*** Opening of Entries supplied ***

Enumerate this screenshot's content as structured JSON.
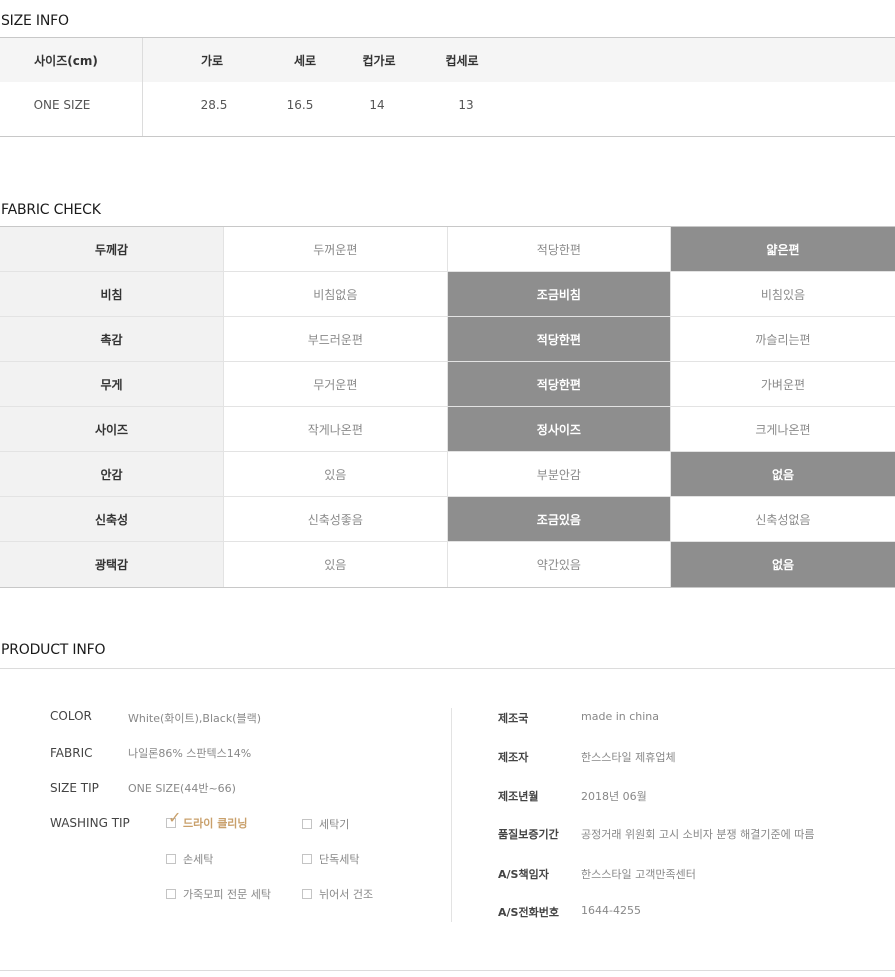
{
  "size_info": {
    "title": "SIZE INFO",
    "headers": [
      "사이즈(cm)",
      "가로",
      "세로",
      "컵가로",
      "컵세로"
    ],
    "row": [
      "ONE SIZE",
      "28.5",
      "16.5",
      "14",
      "13"
    ]
  },
  "fabric_check": {
    "title": "FABRIC CHECK",
    "rows": [
      {
        "label": "두께감",
        "options": [
          "두꺼운편",
          "적당한편",
          "얇은편"
        ],
        "selected": 2
      },
      {
        "label": "비침",
        "options": [
          "비침없음",
          "조금비침",
          "비침있음"
        ],
        "selected": 1
      },
      {
        "label": "촉감",
        "options": [
          "부드러운편",
          "적당한편",
          "까슬리는편"
        ],
        "selected": 1
      },
      {
        "label": "무게",
        "options": [
          "무거운편",
          "적당한편",
          "가벼운편"
        ],
        "selected": 1
      },
      {
        "label": "사이즈",
        "options": [
          "작게나온편",
          "정사이즈",
          "크게나온편"
        ],
        "selected": 1
      },
      {
        "label": "안감",
        "options": [
          "있음",
          "부분안감",
          "없음"
        ],
        "selected": 2
      },
      {
        "label": "신축성",
        "options": [
          "신축성좋음",
          "조금있음",
          "신축성없음"
        ],
        "selected": 1
      },
      {
        "label": "광택감",
        "options": [
          "있음",
          "약간있음",
          "없음"
        ],
        "selected": 2
      }
    ]
  },
  "product_info": {
    "title": "PRODUCT INFO",
    "color_label": "COLOR",
    "color_value": "White(화이트),Black(블랙)",
    "fabric_label": "FABRIC",
    "fabric_value": "나일론86% 스판텍스14%",
    "size_tip_label": "SIZE TIP",
    "size_tip_value": "ONE SIZE(44반~66)",
    "washing_label": "WASHING TIP",
    "washing": [
      {
        "label": "드라이 클리닝",
        "checked": true
      },
      {
        "label": "세탁기",
        "checked": false
      },
      {
        "label": "손세탁",
        "checked": false
      },
      {
        "label": "단독세탁",
        "checked": false
      },
      {
        "label": "가죽모피 전문 세탁",
        "checked": false
      },
      {
        "label": "뉘어서 건조",
        "checked": false
      }
    ],
    "details": [
      {
        "label": "제조국",
        "value": "made in china"
      },
      {
        "label": "제조자",
        "value": "한스스타일 제휴업체"
      },
      {
        "label": "제조년월",
        "value": "2018년 06월"
      },
      {
        "label": "품질보증기간",
        "value": "공정거래 위원회 고시 소비자 분쟁 해결기준에 따름"
      },
      {
        "label": "A/S책임자",
        "value": "한스스타일 고객만족센터"
      },
      {
        "label": "A/S전화번호",
        "value": "1644-4255"
      }
    ]
  }
}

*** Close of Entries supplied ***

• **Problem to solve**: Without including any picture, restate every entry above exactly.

• **Solved exercise**:
Enumerate this screenshot's content as structured JSON.
{
  "size_info": {
    "title": "SIZE INFO",
    "headers": [
      "사이즈(cm)",
      "가로",
      "세로",
      "컵가로",
      "컵세로"
    ],
    "row": [
      "ONE SIZE",
      "28.5",
      "16.5",
      "14",
      "13"
    ]
  },
  "fabric_check": {
    "title": "FABRIC CHECK",
    "rows": [
      {
        "label": "두께감",
        "options": [
          "두꺼운편",
          "적당한편",
          "얇은편"
        ],
        "selected": 2
      },
      {
        "label": "비침",
        "options": [
          "비침없음",
          "조금비침",
          "비침있음"
        ],
        "selected": 1
      },
      {
        "label": "촉감",
        "options": [
          "부드러운편",
          "적당한편",
          "까슬리는편"
        ],
        "selected": 1
      },
      {
        "label": "무게",
        "options": [
          "무거운편",
          "적당한편",
          "가벼운편"
        ],
        "selected": 1
      },
      {
        "label": "사이즈",
        "options": [
          "작게나온편",
          "정사이즈",
          "크게나온편"
        ],
        "selected": 1
      },
      {
        "label": "안감",
        "options": [
          "있음",
          "부분안감",
          "없음"
        ],
        "selected": 2
      },
      {
        "label": "신축성",
        "options": [
          "신축성좋음",
          "조금있음",
          "신축성없음"
        ],
        "selected": 1
      },
      {
        "label": "광택감",
        "options": [
          "있음",
          "약간있음",
          "없음"
        ],
        "selected": 2
      }
    ]
  },
  "product_info": {
    "title": "PRODUCT INFO",
    "color_label": "COLOR",
    "color_value": "White(화이트),Black(블랙)",
    "fabric_label": "FABRIC",
    "fabric_value": "나일론86% 스판텍스14%",
    "size_tip_label": "SIZE TIP",
    "size_tip_value": "ONE SIZE(44반~66)",
    "washing_label": "WASHING TIP",
    "washing": [
      {
        "label": "드라이 클리닝",
        "checked": true
      },
      {
        "label": "세탁기",
        "checked": false
      },
      {
        "label": "손세탁",
        "checked": false
      },
      {
        "label": "단독세탁",
        "checked": false
      },
      {
        "label": "가죽모피 전문 세탁",
        "checked": false
      },
      {
        "label": "뉘어서 건조",
        "checked": false
      }
    ],
    "details": [
      {
        "label": "제조국",
        "value": "made in china"
      },
      {
        "label": "제조자",
        "value": "한스스타일 제휴업체"
      },
      {
        "label": "제조년월",
        "value": "2018년 06월"
      },
      {
        "label": "품질보증기간",
        "value": "공정거래 위원회 고시 소비자 분쟁 해결기준에 따름"
      },
      {
        "label": "A/S책임자",
        "value": "한스스타일 고객만족센터"
      },
      {
        "label": "A/S전화번호",
        "value": "1644-4255"
      }
    ]
  }
}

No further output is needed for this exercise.